Vulgar

Let me never fell into the vulgar mistake of dreaming that I am persecuted whenever I am contradicted, wrote Ralph W. Emerson in the 19th century. I wonder why did he call this mistake vulgar? Vulgar comes from the Latin word vulgus, the people. However it refers to the people in a very pejorative way, attributing the people with what is common and ordinary.
So in order to understand better what Emerson meant, let us maybe liberate the word vulgar from its connotation with the people. Let us start the other way round by asking, what does Emerson understand under the word vulgar? What is happening when someone mistakes a contradiction for a persecution? This someone short-circuits difference with attack. Instead of saying he is different or he might have a point, the contradicted gets paranoid thinking if he is not my friend he must be my enemy. Vulgar in this sense means that someone is behaving vulgar when he cannot respect the other. His formular of life is: Either me, or the other.

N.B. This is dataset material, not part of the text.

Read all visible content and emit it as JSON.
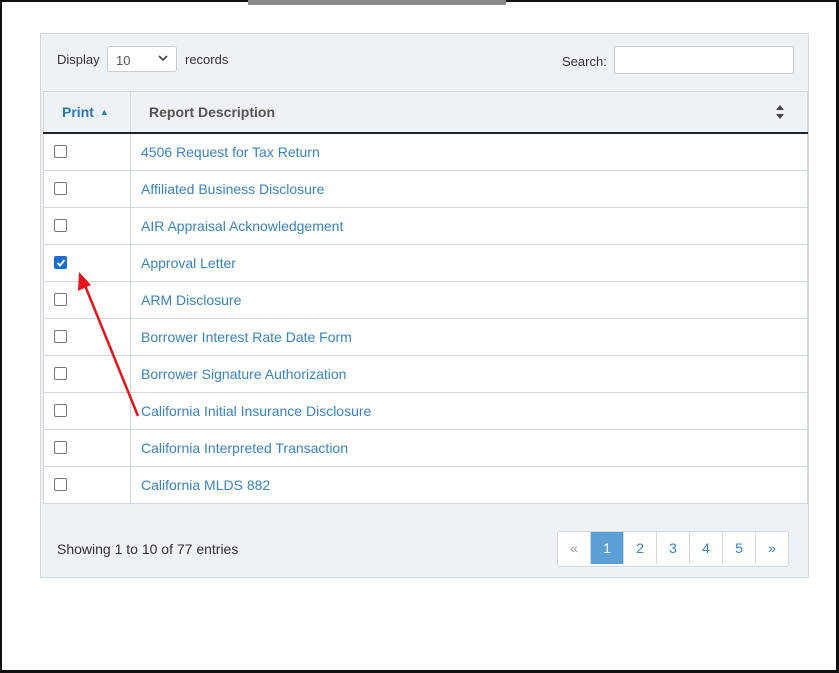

Vulgar then means not to accept the multiplicity and diversity of the world, not to accept that people are a plural entity.